YOUR ASSIGNMENT: Copy each line below holding "Remove".

⟨

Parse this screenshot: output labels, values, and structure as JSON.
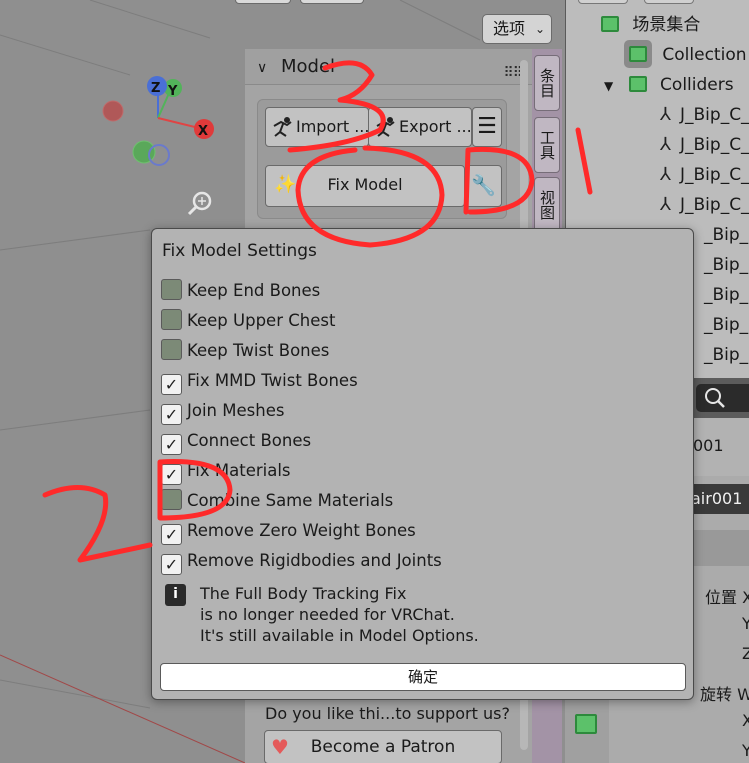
{
  "viewport": {
    "options_label": "选项",
    "gizmo": {
      "x": "X",
      "y": "Y",
      "z": "Z"
    }
  },
  "panel": {
    "title": "Model",
    "import_label": "Import ...",
    "export_label": "Export ...",
    "fix_model_label": "Fix Model",
    "support_text": "Do you like thi...to support us?",
    "patron_label": "Become a Patron"
  },
  "side_tabs": [
    "条目",
    "工具",
    "视图"
  ],
  "outliner": {
    "scene_collection": "场景集合",
    "collection": "Collection",
    "colliders": "Colliders",
    "bones": [
      "J_Bip_C_",
      "J_Bip_C_",
      "J_Bip_C_",
      "J_Bip_C_",
      "_Bip_C_",
      "_Bip_C_",
      "_Bip_L_",
      "_Bip_L_",
      "_Bip_L_"
    ]
  },
  "properties": {
    "item_partial": "001",
    "selected_partial": "air001",
    "location_label": "位置 X",
    "y": "Y",
    "z": "Z",
    "rotation_label": "旋转 W",
    "x": "X"
  },
  "popup": {
    "title": "Fix Model Settings",
    "options": [
      {
        "label": "Keep End Bones",
        "checked": false
      },
      {
        "label": "Keep Upper Chest",
        "checked": false
      },
      {
        "label": "Keep Twist Bones",
        "checked": false
      },
      {
        "label": "Fix MMD Twist Bones",
        "checked": true
      },
      {
        "label": "Join Meshes",
        "checked": true
      },
      {
        "label": "Connect Bones",
        "checked": true
      },
      {
        "label": "Fix Materials",
        "checked": true
      },
      {
        "label": "Combine Same Materials",
        "checked": false
      },
      {
        "label": "Remove Zero Weight Bones",
        "checked": true
      },
      {
        "label": "Remove Rigidbodies and Joints",
        "checked": true
      }
    ],
    "info_lines": [
      "The Full Body Tracking Fix",
      "is no longer needed for VRChat.",
      "It's still available in Model Options."
    ],
    "ok_label": "确定"
  },
  "colors": {
    "annotation_red": "#ff2a2a",
    "checkbox_off": "#7c8a77",
    "collection_green": "#5cc16a",
    "side_tab_purple": "#a393a6"
  }
}
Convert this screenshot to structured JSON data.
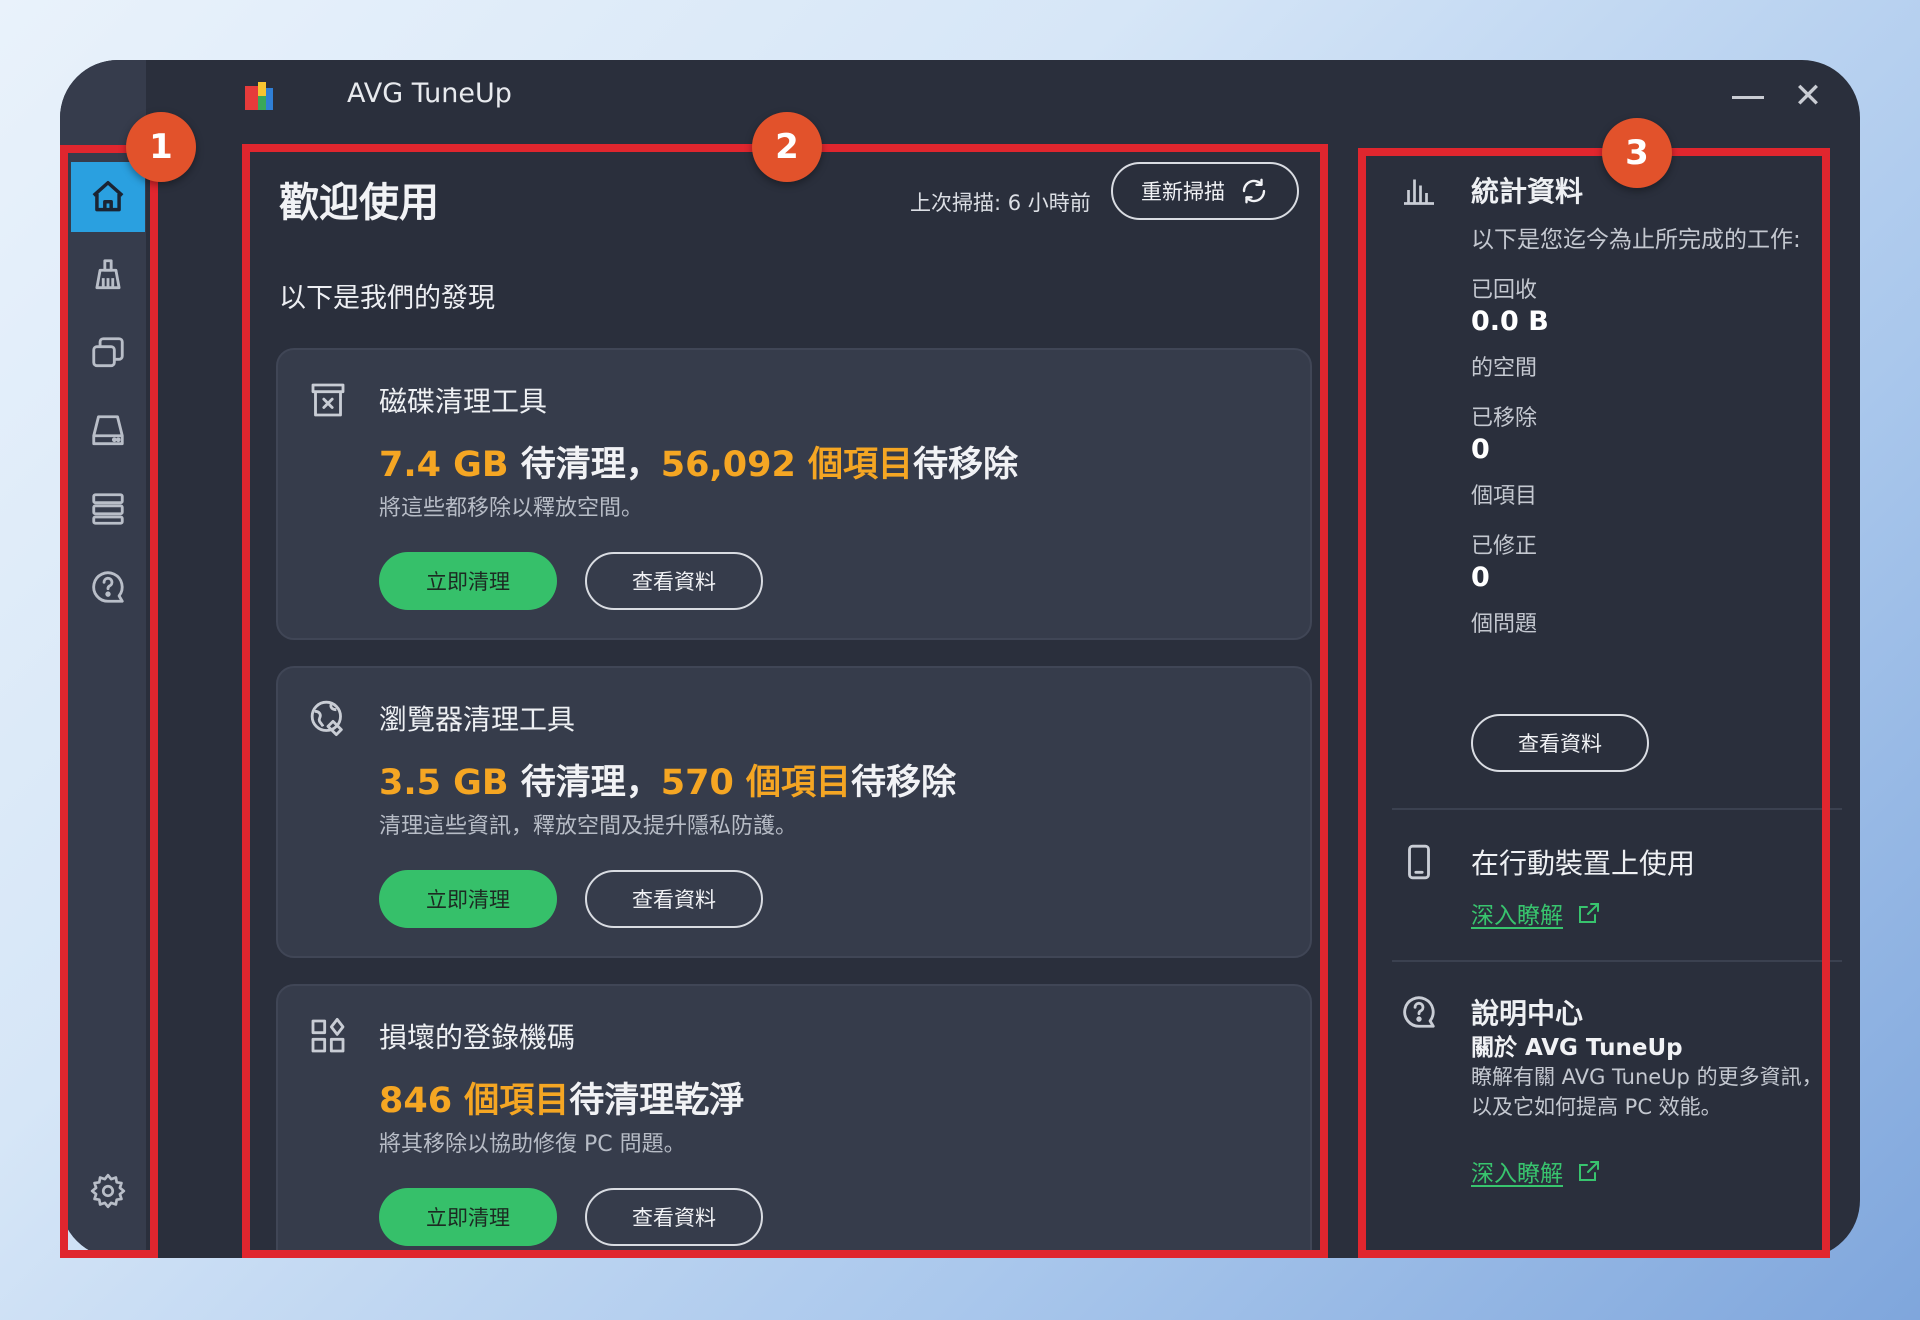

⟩

SOLUTION:
        "label": "Remove Zero Weight Bones",
        "label": "Remove Rigidbodies and Joints",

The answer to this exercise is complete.